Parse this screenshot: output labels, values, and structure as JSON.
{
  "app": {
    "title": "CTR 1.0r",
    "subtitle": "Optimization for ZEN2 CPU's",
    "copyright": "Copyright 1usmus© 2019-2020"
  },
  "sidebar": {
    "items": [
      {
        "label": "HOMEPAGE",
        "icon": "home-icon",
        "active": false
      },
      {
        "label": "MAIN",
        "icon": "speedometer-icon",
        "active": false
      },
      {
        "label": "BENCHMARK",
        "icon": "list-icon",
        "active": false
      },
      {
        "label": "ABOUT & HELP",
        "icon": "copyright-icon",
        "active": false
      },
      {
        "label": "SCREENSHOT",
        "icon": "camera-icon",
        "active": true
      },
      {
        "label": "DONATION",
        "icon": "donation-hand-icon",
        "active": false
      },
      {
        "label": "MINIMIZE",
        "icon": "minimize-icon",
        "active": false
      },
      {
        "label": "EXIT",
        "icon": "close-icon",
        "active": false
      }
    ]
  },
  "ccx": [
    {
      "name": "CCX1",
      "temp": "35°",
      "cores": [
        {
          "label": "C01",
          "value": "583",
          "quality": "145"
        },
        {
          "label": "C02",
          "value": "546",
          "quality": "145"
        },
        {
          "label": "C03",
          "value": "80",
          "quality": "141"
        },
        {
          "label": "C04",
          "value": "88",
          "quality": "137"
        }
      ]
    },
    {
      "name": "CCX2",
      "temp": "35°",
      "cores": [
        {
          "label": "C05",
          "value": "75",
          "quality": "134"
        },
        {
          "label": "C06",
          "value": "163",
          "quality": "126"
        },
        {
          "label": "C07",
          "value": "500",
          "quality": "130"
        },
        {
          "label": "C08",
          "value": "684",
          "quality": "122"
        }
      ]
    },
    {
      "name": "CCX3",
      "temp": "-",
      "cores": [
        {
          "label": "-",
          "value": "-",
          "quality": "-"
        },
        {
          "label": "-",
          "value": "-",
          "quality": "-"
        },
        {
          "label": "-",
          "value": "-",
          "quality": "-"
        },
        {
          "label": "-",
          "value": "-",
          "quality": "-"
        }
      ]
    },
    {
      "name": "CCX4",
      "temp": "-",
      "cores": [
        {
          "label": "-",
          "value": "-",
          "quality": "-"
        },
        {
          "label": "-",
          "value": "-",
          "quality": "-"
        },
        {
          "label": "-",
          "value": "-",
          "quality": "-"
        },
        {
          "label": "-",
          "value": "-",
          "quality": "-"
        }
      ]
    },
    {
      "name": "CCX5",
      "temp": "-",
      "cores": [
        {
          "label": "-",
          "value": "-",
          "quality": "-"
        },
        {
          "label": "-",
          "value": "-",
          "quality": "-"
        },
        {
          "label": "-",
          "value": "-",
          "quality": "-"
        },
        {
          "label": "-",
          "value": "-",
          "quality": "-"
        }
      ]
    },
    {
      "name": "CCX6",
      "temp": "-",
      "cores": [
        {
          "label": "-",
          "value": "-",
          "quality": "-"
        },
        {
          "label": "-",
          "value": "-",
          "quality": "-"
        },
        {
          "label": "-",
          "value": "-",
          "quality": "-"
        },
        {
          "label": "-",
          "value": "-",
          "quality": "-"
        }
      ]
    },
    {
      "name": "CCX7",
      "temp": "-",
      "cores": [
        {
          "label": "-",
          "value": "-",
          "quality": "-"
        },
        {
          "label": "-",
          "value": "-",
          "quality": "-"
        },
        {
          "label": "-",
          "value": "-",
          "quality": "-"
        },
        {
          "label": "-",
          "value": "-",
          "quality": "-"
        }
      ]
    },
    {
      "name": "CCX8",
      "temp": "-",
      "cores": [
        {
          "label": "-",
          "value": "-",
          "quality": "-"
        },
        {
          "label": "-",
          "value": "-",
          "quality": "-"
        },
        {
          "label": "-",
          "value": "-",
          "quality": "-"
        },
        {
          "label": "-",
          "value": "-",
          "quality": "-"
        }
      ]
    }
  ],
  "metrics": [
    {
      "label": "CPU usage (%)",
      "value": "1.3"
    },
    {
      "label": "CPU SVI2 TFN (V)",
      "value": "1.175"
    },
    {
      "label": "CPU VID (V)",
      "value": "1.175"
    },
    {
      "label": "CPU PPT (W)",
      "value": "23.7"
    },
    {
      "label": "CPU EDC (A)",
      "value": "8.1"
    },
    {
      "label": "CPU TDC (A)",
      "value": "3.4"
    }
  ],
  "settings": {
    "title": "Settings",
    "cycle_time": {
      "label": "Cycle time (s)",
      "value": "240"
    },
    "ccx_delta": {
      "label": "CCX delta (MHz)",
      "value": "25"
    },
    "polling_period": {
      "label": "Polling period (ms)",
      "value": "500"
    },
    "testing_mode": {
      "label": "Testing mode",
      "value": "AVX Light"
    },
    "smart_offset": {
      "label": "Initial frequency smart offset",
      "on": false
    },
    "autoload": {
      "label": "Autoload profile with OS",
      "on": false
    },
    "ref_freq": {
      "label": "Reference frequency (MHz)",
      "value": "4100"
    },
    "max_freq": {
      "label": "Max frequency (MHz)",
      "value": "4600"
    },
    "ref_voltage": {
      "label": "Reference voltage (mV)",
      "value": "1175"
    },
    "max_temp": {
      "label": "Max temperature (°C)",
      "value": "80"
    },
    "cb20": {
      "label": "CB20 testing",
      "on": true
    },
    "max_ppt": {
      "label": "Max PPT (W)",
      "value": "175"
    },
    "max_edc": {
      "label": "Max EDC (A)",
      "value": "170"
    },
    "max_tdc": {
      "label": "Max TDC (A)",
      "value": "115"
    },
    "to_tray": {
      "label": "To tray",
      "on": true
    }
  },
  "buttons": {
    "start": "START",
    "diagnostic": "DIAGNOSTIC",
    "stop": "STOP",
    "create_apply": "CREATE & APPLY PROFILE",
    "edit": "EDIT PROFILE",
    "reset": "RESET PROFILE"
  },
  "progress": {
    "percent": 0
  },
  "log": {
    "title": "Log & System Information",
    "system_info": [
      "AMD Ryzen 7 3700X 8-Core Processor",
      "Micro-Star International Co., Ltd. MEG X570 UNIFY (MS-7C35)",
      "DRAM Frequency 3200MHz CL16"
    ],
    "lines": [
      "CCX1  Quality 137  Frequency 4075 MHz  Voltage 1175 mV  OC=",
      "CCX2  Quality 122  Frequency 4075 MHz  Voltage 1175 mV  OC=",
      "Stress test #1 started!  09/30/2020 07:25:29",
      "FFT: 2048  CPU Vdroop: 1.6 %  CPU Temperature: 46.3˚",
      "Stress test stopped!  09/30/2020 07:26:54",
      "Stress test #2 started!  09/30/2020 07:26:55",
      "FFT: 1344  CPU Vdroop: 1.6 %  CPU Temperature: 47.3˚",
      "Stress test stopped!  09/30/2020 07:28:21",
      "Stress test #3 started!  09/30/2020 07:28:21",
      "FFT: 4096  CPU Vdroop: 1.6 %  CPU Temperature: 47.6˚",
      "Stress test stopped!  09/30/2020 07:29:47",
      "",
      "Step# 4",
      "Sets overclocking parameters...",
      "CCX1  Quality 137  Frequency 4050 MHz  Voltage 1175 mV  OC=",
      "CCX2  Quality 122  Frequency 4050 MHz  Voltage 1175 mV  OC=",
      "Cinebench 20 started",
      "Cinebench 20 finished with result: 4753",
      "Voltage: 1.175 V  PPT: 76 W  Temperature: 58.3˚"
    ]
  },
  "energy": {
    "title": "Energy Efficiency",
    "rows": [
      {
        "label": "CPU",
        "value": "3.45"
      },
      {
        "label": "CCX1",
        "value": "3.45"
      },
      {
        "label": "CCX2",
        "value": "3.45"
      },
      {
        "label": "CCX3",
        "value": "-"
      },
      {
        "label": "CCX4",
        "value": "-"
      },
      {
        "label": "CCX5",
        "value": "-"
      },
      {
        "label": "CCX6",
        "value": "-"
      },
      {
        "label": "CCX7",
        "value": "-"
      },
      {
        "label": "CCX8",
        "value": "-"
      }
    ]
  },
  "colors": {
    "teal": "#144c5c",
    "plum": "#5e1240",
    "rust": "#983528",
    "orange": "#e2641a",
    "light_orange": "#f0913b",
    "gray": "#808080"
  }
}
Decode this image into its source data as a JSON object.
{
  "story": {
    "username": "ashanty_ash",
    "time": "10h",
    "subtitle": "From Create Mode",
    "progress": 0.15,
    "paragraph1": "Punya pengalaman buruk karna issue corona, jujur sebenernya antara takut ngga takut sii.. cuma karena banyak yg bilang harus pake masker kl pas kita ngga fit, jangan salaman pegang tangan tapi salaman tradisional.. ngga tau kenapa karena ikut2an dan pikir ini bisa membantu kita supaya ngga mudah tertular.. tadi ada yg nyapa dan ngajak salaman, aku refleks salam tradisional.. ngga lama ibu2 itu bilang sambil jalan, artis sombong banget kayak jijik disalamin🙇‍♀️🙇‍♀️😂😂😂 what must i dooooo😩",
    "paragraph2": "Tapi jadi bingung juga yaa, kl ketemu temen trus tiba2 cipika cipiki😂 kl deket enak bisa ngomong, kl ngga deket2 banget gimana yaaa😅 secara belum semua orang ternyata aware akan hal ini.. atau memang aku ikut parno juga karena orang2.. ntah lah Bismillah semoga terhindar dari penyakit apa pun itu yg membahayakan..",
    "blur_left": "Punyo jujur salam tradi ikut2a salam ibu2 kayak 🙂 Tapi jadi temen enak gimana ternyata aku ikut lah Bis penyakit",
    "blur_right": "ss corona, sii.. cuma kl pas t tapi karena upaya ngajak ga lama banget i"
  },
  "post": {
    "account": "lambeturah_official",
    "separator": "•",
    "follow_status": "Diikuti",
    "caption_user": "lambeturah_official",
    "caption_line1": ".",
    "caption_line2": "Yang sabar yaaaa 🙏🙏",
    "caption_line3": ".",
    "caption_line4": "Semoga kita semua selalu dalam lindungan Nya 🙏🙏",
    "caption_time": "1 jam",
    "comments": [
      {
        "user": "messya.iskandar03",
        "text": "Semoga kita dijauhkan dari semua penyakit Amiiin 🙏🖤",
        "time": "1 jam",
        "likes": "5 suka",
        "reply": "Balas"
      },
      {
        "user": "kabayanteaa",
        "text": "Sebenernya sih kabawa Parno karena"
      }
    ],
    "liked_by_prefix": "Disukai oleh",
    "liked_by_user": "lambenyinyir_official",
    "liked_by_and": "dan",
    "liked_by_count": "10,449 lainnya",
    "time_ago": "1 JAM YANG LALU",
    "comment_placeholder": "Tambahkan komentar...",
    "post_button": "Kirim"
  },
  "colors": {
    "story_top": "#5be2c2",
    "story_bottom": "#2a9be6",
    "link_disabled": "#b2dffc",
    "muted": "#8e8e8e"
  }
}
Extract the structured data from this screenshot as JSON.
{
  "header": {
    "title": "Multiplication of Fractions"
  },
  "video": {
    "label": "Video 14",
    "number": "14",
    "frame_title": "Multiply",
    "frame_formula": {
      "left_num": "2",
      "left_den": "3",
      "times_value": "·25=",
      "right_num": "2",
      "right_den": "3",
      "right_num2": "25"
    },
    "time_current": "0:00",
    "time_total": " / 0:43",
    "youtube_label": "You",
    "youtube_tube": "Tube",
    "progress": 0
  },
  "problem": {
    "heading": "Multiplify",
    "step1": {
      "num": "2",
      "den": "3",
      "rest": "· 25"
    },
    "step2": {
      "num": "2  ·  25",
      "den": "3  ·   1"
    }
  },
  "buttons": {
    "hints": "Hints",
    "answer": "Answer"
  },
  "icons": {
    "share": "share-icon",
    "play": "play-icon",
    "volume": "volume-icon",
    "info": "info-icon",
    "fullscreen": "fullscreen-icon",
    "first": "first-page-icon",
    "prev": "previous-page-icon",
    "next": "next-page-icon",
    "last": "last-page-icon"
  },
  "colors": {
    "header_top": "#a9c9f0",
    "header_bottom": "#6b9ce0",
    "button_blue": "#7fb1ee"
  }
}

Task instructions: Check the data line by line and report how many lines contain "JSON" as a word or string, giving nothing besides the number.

Solution to the exercise: 3